▶ **Dataset excerpts**:
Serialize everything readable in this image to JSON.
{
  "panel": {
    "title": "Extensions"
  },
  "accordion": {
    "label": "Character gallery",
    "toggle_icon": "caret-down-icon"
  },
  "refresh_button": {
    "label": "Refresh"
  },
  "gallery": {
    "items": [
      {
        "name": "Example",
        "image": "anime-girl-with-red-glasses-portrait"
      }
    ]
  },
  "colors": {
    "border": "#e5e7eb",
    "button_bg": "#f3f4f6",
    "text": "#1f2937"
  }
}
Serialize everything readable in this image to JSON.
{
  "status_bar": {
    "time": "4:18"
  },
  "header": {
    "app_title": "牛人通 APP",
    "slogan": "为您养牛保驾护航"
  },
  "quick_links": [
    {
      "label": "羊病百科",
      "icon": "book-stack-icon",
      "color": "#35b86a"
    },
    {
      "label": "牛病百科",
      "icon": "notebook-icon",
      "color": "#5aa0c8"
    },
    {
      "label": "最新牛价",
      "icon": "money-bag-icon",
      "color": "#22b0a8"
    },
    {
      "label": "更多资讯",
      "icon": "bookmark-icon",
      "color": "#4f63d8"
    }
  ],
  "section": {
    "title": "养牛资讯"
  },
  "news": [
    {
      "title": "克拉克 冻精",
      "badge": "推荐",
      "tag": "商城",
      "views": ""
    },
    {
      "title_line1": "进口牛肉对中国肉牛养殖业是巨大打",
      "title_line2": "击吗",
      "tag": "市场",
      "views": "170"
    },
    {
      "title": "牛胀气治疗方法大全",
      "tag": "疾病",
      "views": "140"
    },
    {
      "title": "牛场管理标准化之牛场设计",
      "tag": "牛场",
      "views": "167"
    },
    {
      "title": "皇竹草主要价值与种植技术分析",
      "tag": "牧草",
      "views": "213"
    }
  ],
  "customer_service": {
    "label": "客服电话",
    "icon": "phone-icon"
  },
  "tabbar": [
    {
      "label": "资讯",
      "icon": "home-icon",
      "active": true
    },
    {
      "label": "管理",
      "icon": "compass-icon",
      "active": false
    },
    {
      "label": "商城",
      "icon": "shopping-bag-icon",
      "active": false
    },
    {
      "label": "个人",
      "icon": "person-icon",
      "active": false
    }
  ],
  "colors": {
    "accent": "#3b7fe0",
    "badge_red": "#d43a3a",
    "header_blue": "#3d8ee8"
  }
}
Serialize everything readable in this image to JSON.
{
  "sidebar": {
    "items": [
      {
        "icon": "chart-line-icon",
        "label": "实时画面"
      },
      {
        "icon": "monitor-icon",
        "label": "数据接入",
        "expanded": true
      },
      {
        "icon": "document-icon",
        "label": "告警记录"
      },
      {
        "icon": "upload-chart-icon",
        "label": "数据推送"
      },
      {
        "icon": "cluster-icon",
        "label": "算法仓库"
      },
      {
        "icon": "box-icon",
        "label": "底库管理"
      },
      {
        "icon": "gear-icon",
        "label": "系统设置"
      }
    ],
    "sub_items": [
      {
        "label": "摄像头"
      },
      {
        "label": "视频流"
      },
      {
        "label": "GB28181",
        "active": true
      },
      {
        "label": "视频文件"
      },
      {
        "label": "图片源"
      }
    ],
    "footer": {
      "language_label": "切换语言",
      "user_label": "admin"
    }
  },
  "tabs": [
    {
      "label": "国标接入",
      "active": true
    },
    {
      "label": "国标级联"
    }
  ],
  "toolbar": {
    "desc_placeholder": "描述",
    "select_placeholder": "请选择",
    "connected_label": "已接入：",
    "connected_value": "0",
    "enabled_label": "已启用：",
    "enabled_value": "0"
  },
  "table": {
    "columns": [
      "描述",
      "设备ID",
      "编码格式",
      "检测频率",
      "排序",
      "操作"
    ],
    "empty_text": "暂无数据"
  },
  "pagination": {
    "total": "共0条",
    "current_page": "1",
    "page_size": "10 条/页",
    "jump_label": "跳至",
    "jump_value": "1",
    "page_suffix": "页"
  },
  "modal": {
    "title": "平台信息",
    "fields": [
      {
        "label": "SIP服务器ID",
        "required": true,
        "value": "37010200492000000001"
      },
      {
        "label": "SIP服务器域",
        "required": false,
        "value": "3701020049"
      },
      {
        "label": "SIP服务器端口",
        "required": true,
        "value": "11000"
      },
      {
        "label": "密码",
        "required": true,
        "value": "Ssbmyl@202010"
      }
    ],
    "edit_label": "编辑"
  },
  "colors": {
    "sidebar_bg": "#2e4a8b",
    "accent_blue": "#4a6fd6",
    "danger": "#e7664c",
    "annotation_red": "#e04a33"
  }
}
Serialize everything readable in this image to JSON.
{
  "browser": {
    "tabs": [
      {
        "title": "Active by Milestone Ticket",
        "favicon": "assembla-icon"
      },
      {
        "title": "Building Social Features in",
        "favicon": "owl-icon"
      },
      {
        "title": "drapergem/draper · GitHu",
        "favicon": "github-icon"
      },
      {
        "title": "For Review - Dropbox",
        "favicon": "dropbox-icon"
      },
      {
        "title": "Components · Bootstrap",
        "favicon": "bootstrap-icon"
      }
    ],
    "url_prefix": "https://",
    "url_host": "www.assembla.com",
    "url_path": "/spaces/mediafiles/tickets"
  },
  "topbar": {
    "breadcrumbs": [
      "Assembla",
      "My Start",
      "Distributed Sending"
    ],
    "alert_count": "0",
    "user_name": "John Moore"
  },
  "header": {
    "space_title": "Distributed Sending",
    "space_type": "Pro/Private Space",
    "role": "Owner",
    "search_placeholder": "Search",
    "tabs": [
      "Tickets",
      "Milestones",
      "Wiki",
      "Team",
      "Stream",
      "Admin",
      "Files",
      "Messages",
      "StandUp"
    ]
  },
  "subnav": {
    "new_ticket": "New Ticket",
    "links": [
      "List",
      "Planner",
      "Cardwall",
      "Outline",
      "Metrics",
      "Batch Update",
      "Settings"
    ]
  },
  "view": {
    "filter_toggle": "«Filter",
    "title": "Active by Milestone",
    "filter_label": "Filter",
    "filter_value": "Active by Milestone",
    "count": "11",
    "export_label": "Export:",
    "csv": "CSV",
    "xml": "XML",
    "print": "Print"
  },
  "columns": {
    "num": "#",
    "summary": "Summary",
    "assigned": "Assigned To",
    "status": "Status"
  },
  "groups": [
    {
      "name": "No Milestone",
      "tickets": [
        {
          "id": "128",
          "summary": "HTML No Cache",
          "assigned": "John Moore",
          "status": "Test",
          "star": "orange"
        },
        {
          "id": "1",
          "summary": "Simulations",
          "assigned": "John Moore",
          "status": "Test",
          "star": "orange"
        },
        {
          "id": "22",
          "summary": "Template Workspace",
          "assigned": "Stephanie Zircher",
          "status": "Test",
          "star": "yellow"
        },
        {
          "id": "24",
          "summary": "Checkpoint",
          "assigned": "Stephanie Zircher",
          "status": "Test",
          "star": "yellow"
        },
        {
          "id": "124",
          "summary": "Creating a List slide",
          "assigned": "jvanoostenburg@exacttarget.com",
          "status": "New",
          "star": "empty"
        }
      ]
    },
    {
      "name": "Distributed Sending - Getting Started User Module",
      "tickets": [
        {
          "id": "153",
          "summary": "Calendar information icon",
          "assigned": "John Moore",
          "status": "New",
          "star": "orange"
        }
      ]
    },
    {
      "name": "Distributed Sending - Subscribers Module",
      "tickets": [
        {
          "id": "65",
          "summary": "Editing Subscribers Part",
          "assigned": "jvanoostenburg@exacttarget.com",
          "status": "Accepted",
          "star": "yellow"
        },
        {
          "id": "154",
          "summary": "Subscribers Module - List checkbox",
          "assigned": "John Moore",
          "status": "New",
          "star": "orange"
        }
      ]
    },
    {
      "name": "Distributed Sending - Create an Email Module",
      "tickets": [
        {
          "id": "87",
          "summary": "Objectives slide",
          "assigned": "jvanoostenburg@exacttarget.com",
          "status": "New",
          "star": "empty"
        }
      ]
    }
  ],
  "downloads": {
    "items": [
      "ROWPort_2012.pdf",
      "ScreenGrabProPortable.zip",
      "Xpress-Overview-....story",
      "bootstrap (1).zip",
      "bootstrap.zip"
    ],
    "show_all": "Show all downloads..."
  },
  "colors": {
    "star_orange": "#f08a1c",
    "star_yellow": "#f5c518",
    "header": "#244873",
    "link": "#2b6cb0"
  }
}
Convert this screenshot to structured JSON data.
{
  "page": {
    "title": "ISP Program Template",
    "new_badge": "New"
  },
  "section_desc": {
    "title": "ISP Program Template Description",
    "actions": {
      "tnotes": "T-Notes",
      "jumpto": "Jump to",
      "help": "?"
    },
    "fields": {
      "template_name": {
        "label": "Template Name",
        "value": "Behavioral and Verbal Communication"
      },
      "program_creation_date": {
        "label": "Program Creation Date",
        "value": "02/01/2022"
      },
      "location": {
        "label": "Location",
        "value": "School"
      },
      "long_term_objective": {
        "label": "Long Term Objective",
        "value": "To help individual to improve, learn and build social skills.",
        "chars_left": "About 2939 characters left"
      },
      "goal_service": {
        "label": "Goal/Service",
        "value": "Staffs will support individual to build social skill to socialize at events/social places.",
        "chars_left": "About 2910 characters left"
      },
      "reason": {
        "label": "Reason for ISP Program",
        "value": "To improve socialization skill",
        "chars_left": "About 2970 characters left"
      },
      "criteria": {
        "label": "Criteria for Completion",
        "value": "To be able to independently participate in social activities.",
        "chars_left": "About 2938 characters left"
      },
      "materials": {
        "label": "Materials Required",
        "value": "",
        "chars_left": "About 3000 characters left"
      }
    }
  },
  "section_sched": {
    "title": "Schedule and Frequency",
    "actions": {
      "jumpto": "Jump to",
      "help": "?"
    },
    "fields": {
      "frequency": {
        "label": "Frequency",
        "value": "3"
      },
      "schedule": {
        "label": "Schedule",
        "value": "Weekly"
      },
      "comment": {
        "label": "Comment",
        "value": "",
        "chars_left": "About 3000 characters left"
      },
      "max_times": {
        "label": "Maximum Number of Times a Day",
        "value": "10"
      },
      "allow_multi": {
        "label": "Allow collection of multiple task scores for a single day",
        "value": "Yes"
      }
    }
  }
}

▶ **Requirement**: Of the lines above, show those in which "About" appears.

▶ **Response**:
        "chars_left": "About 2939 characters left"
        "chars_left": "About 2910 characters left"
        "chars_left": "About 2970 characters left"
        "chars_left": "About 2938 characters left"
        "chars_left": "About 3000 characters left"
        "chars_left": "About 3000 characters left"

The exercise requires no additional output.